The fact you naturally pull the right paddle to engage Drive means you’re instantly inclined to stick with manual shifts, a subtle sign Aston Martin wants you to take charge of the AMR, not chill as you might in an equivalent AMG S-Class Coupe or Bentley Continental GT. These are similarly powerful and luxurious sporting GTs but the AMR upgrades make the DB11 a significantly sharper proposition.
Three-stage control for powertrain with your right thumb and chassis with your left mean you can mix and match engine and gearbox response to suspension settings as conditions dictate. For the narrow, bumpy backroads near Aston Martin’s English factory, I opt for Sport on the engine and GT on the dampers, the only frustration being a delay when you push the button, meaning you inevitably press it once again for luck and ‘overshoot’ your intended setting.
Distractions like this don’t help with the general levels of intimidation that come with driving a car this big and this powerful on narrow English lanes. I’ll admit it, for the first few miles I’m a little nervous. I can’t see much out of the narrow, slot-like windshield and the AMR feels wide and difficult to place. It’s also massively, massively fast.
Where the DB9’s V12 gargled playfully and got progressively more exciting as you went up the rev range the turbocharged engine crashes in with all guns blazing from the first prod of the throttle. It’s really exciting. But the combination of big-capacity response and forced induction muscle means you’re always going just that little bit faster than you intended. OK, a lot faster than you intended.
The retuned suspension claims to retain the suppleness of the original DB11 but there’s an edge to this car to remind you that you’re in something seriously potent. Put it this way, you’re not isolated from the 630 horsepower going to the rear wheels, the engine note changing with fluctuating grip levels through the rear tires as the dampers struggle to keep up. Fine on a dry road. Potentially exciting on a wet one.
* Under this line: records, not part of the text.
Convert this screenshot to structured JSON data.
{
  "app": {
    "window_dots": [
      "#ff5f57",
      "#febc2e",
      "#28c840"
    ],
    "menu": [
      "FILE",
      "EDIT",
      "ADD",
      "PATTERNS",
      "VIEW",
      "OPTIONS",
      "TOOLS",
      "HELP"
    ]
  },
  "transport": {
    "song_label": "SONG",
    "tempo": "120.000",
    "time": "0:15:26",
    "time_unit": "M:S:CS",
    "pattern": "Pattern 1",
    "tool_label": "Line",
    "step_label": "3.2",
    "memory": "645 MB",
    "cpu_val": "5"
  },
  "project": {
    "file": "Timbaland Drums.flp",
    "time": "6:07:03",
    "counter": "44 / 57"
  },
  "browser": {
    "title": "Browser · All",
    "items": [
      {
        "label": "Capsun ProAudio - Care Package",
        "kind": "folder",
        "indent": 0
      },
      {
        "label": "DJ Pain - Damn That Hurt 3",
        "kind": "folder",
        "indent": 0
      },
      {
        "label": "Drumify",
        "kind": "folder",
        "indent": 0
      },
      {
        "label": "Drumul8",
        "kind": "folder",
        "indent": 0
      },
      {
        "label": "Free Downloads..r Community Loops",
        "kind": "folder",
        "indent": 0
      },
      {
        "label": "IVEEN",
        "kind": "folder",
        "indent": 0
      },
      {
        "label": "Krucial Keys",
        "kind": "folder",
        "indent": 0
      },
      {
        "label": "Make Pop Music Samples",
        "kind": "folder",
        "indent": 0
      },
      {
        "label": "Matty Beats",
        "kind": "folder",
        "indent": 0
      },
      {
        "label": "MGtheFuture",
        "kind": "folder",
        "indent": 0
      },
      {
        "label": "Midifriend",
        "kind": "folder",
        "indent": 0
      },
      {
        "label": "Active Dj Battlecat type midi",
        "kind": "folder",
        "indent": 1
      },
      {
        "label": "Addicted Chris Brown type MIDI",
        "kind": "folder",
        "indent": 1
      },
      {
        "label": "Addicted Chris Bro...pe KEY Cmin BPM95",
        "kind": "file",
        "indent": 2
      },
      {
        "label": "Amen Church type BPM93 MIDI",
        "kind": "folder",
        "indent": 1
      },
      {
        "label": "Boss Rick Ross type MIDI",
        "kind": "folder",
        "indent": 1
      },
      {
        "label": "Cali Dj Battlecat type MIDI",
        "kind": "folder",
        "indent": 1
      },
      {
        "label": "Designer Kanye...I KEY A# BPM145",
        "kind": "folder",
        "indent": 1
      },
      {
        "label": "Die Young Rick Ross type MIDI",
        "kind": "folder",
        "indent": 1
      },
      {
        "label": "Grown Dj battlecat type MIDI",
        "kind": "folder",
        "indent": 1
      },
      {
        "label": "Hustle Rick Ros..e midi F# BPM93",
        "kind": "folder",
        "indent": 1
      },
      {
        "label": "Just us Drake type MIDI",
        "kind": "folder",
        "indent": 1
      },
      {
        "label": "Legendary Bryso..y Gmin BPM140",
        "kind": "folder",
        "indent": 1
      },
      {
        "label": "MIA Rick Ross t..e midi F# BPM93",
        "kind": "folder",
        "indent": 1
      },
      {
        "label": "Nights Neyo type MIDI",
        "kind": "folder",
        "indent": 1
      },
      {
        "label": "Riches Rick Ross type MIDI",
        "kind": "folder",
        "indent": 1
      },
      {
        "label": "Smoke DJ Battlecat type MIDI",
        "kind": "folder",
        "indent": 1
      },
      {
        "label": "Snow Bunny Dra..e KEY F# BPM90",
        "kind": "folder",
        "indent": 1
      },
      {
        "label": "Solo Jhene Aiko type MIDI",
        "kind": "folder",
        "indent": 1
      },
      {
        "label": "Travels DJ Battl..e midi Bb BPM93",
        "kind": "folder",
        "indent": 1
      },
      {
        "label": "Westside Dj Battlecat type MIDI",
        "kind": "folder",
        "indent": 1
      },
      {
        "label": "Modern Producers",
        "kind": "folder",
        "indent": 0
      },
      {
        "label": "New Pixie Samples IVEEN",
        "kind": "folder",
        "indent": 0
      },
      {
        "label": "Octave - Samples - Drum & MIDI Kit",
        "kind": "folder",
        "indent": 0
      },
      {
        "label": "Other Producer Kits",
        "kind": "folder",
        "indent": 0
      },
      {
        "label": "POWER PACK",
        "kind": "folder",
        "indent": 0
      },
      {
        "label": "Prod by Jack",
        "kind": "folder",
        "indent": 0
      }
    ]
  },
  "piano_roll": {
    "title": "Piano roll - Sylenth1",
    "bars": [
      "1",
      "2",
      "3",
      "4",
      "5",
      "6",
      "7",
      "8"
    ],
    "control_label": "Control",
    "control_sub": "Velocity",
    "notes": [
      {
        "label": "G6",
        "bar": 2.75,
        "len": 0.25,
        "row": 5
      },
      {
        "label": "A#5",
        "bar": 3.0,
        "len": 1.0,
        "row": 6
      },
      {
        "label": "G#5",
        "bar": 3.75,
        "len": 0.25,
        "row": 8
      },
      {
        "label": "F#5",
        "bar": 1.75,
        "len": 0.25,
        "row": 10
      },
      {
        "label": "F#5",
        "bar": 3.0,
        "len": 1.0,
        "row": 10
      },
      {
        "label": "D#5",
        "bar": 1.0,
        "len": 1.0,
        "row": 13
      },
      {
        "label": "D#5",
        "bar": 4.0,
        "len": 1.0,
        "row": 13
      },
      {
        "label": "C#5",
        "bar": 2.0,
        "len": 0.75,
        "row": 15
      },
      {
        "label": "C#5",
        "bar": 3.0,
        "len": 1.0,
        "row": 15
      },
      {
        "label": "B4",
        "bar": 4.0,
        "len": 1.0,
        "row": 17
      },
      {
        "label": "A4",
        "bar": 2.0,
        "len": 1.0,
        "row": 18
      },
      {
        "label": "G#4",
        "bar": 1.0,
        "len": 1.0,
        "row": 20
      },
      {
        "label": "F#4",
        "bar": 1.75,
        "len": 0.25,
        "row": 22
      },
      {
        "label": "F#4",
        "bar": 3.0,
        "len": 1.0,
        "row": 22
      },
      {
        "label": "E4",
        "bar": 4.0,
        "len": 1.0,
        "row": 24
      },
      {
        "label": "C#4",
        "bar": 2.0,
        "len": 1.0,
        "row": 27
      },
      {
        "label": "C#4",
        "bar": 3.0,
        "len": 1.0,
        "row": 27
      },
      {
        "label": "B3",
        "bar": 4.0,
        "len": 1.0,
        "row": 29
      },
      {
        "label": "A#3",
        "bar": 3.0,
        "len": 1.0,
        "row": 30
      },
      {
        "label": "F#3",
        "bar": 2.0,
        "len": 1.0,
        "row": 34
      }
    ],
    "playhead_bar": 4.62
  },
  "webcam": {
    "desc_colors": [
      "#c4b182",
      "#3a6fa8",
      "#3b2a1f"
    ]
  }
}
Going up a notch to Sport chassis actually settles the car, the dampers now able to contain the weight shifts. This is a heavy car remember – aluminum construction or not it weighs well over 4,000lb – but the classic front engine, transaxle gearbox layout keeps the bulk of that between the axles. The payoff being the car feels beautifully balanced, the electrically-assisted steering perfectly weighted and the response to it expertly judged.
That’s the beauty of the DB11 too. This is a modern car brimming with technology, driver modes and all the stuff we expect in a sophisticated sports GT. But it’s also fundamentally old-school, its feel derived from its perfect weight distribution, the tuning of its chassis and the predictable feedback of its mechanical limited-slip differential. You don’t need gimmicks if you’ve got charisma and, like all Aston Martins, the AMR has that in heaps.
I’m soon gaining confidence, and with it speed. Lots and lots of speed. Enough to make me wince every time I glance at the speedo. Only the slurred shifts of the eight-speed automatic transmission blunt its edge, the responses quick but not quite as instantaneous as the dual-clutches used by many rivals. Other than that I’m having a ball.
Inside the cosy cabin, the Mercedes switchgear and infotainment adds a new level of tech and integration but the hand-stitched leather surrounding it has a finish and smell that you don’t get in more mass-produced cars. True, Aston Martin has sold over 4,000 V12 DB11s so it’s hardly a man in a shed operation. But you get the sense this car was assembled by human hands, not machines.
And people just love it. Even with flouro stripes on. “Just enough,” murmurs one gent in a quiet Cotswolds village straight out of the ‘scapes’ function in Gran Turismo Sport. And he’s right. In this most English of settings the transformation from DB11 to AMR ‘a little too much’ turns out to be just enough.